Visual Art Exchange, Raleigh
Before you even enter Feminine Spectrum at VAE, you contribute to it.
At the door, Stacey L. Kirby presents you with a "Gender Spectrum Form" on which you make an X somewhere along a dotted line between feminine and masculine end points. It's an apt, inclusive entry point for what amounts to a very personal show.
In her curatorial debut, Kirby brings together work by sixteen artists who have played a role in her growth as a queer, white, female Southern artist. Connect the dots—from Ann Kalmbach and Tatana Kellner at the Women's Studio Workshop in Kingston, New York, where Kirby interned, to Durham musicians Christy Jean Smith and Heather McEntire, who brought Kirby into local creative communities through collaboration and friendship—and you get a map of the artist's development. The work includes tantalizing sculptures from Harriet Hoover, stunning video by Ellie Ga, collages by elin o'Hara slavick, and a rocking chair covered with pointe shoes by Daniel B. Coleman.

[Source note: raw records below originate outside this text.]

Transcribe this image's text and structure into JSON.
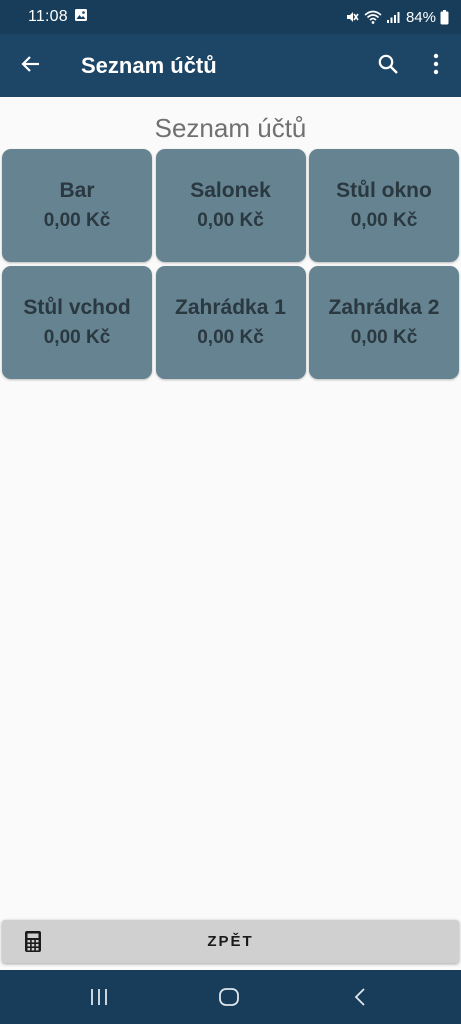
{
  "status_bar": {
    "time": "11:08",
    "battery": "84%",
    "icons": [
      "gallery-icon",
      "mute-icon",
      "wifi-icon",
      "signal-icon",
      "battery-icon"
    ]
  },
  "app_bar": {
    "title": "Seznam účtů",
    "icons": [
      "back-arrow-icon",
      "search-icon",
      "more-vert-icon"
    ]
  },
  "main": {
    "heading": "Seznam účtů",
    "accounts": [
      {
        "name": "Bar",
        "amount": "0,00 Kč"
      },
      {
        "name": "Salonek",
        "amount": "0,00 Kč"
      },
      {
        "name": "Stůl okno",
        "amount": "0,00 Kč"
      },
      {
        "name": "Stůl vchod",
        "amount": "0,00 Kč"
      },
      {
        "name": "Zahrádka 1",
        "amount": "0,00 Kč"
      },
      {
        "name": "Zahrádka 2",
        "amount": "0,00 Kč"
      }
    ]
  },
  "footer": {
    "back_label": "ZPĚT",
    "icon": "calculator-icon"
  },
  "nav_bar": {
    "icons": [
      "recents-icon",
      "home-icon",
      "back-icon"
    ]
  },
  "colors": {
    "status_bar": "#173d5b",
    "app_bar": "#1d4566",
    "tile": "#668391",
    "tile_text": "#2a3840",
    "background": "#fafafa",
    "button": "#d0d0d0"
  }
}
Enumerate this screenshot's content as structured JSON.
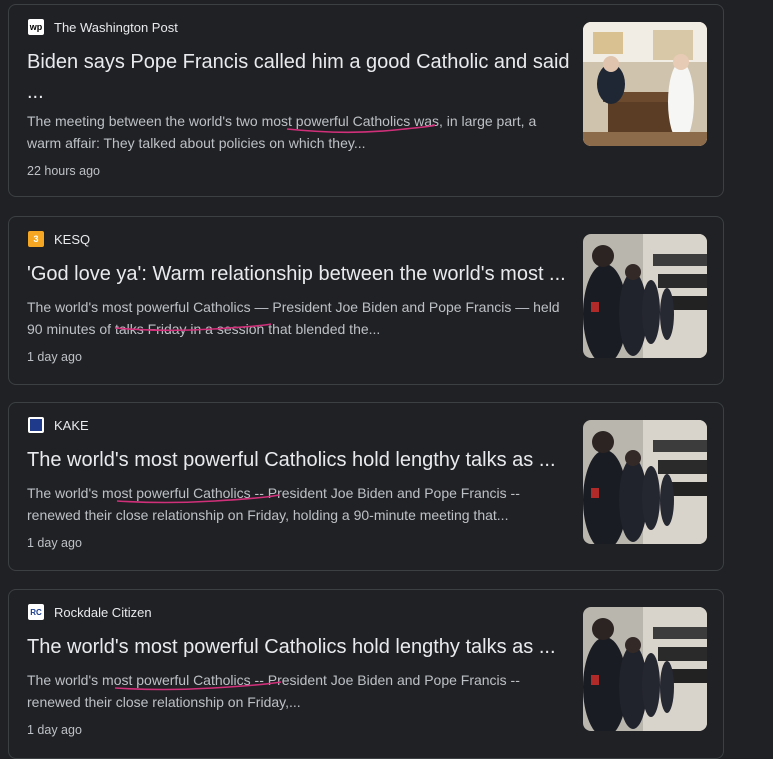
{
  "articles": [
    {
      "source": "The Washington Post",
      "logo_text": "wp",
      "headline": "Biden says Pope Francis called him a good Catholic and said ...",
      "snippet": "The meeting between the world's two most powerful Catholics was, in large part, a warm affair: They talked about policies on which they...",
      "time": "22 hours ago"
    },
    {
      "source": "KESQ",
      "logo_text": "3",
      "headline": "'God love ya': Warm relationship between the world's most ...",
      "snippet": "The world's most powerful Catholics — President Joe Biden and Pope Francis — held 90 minutes of talks Friday in a session that blended the...",
      "time": "1 day ago"
    },
    {
      "source": "KAKE",
      "logo_text": "",
      "headline": "The world's most powerful Catholics hold lengthy talks as ...",
      "snippet": "The world's most powerful Catholics -- President Joe Biden and Pope Francis -- renewed their close relationship on Friday, holding a 90-minute meeting that...",
      "time": "1 day ago"
    },
    {
      "source": "Rockdale Citizen",
      "logo_text": "RC",
      "headline": "The world's most powerful Catholics hold lengthy talks as ...",
      "snippet": "The world's most powerful Catholics -- President Joe Biden and Pope Francis -- renewed their close relationship on Friday,...",
      "time": "1 day ago"
    }
  ],
  "colors": {
    "background": "#202124",
    "border": "#3c4043",
    "headline": "#e8eaed",
    "snippet": "#bdc1c6",
    "annotation": "#d0307a"
  }
}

This idea might seem insular, but once you fill out your form, you're part of it, and that's Kirby's point: artists outside the straight white mainstream (especially in the South) must wander widely to construct communities. More than Kirby's personal narrative, Feminine Spectrum is a template for how to build networks of influence and inspiration—the kinds that shape old institutions and start new ones.

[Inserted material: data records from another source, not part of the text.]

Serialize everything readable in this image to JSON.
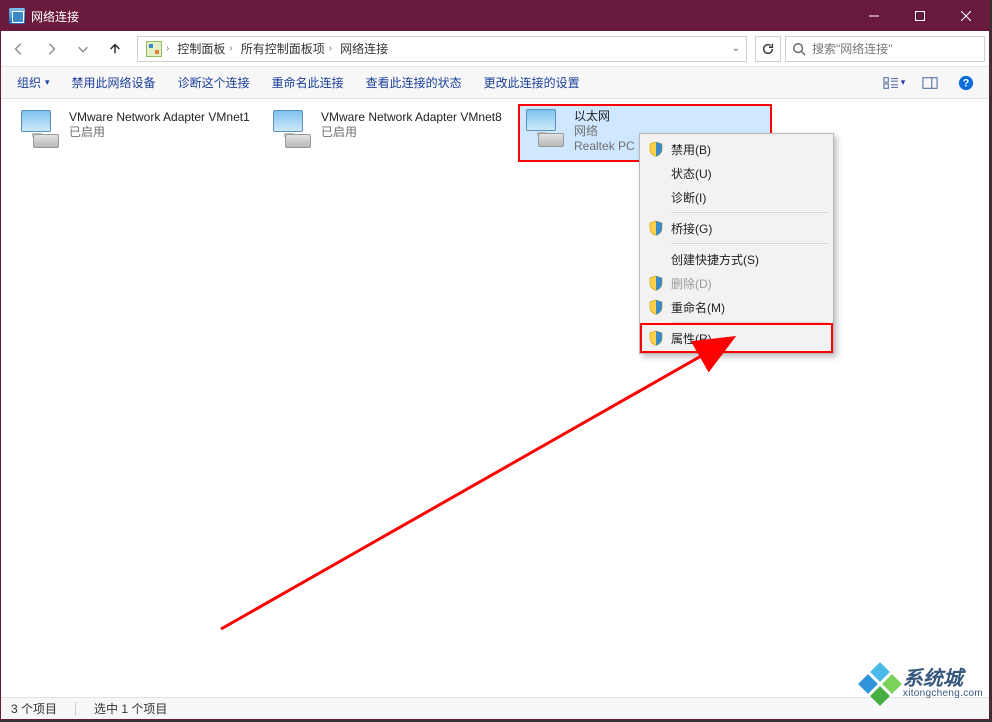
{
  "window": {
    "title": "网络连接",
    "minimize_aria": "Minimize",
    "maximize_aria": "Maximize",
    "close_aria": "Close"
  },
  "breadcrumb": {
    "items": [
      "控制面板",
      "所有控制面板项",
      "网络连接"
    ]
  },
  "search": {
    "placeholder": "搜索\"网络连接\""
  },
  "commands": {
    "organize": "组织",
    "items": [
      "禁用此网络设备",
      "诊断这个连接",
      "重命名此连接",
      "查看此连接的状态",
      "更改此连接的设置"
    ]
  },
  "adapters": [
    {
      "name": "VMware Network Adapter VMnet1",
      "status": "已启用",
      "detail": ""
    },
    {
      "name": "VMware Network Adapter VMnet8",
      "status": "已启用",
      "detail": ""
    },
    {
      "name": "以太网",
      "status": "网络",
      "detail": "Realtek PC"
    }
  ],
  "context_menu": {
    "items": [
      {
        "label": "禁用(B)",
        "shield": true,
        "enabled": true
      },
      {
        "label": "状态(U)",
        "shield": false,
        "enabled": true
      },
      {
        "label": "诊断(I)",
        "shield": false,
        "enabled": true
      },
      {
        "sep": true
      },
      {
        "label": "桥接(G)",
        "shield": true,
        "enabled": true
      },
      {
        "sep": true
      },
      {
        "label": "创建快捷方式(S)",
        "shield": false,
        "enabled": true
      },
      {
        "label": "删除(D)",
        "shield": true,
        "enabled": false
      },
      {
        "label": "重命名(M)",
        "shield": true,
        "enabled": true
      },
      {
        "sep": true
      },
      {
        "label": "属性(R)",
        "shield": true,
        "enabled": true,
        "highlight": true
      }
    ]
  },
  "statusbar": {
    "count": "3 个项目",
    "selection": "选中 1 个项目"
  },
  "watermark": {
    "cn": "系统城",
    "en": "xitongcheng.com"
  },
  "colors": {
    "titlebar": "#6a1b3d",
    "highlight_red": "#ff0000",
    "selection_bg": "#cfe8ff"
  }
}
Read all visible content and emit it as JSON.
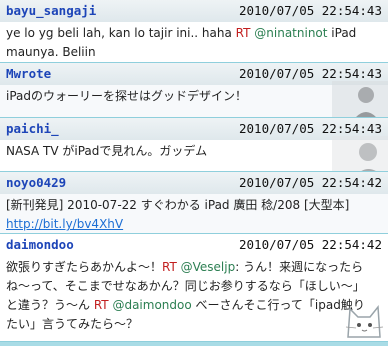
{
  "tweets": [
    {
      "user": "bayu_sangaji",
      "time": "2010/07/05 22:54:43",
      "line1_pre": "ye lo yg beli lah, kan lo tajir ini.. haha ",
      "line1_rt": "RT",
      "line1_mention": "@ninatninot",
      "line1_post": " iPad",
      "line2": "maunya. Beliin"
    },
    {
      "user": "Mwrote",
      "time": "2010/07/05 22:54:43",
      "line1": "iPadのウォーリーを探せはグッドデザイン！"
    },
    {
      "user": "paichi_",
      "time": "2010/07/05 22:54:43",
      "line1": "NASA TV がiPadで見れん。ガッデム"
    },
    {
      "user": "noyo0429",
      "time": "2010/07/05 22:54:42",
      "line1": "[新刊発見] 2010-07-22 すぐわかる iPad 廣田 稔/208 [大型本]",
      "link": "http://bit.ly/bv4XhV"
    },
    {
      "user": "daimondoo",
      "time": "2010/07/05 22:54:42",
      "line1_pre": "欲張りすぎたらあかんよ〜！",
      "line1_rt": "RT",
      "line1_mention": "@Veseljp",
      "line1_post": ": うん！来週になったら",
      "line2": "ね〜って、そこまでせなあかん？同じお参りするなら「ほしい〜」",
      "line3_pre": "と違う？う〜ん ",
      "line3_rt": "RT",
      "line3_mention": "@daimondoo",
      "line3_post": " べーさんそこ行って「ipad触り",
      "line4": "たい」言うてみたら〜？"
    }
  ]
}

VAE, one such institution, is hosting some terrific programming around the show, including a can't-miss performance evening on May 10 with Hoover, Coleman, Susan Harbage Page, and Marie Garlock, as well as a May 18 appearance by LUEWWD (League of Upper Extremity Wrestling Women Durham) and a May 24 drag brunch.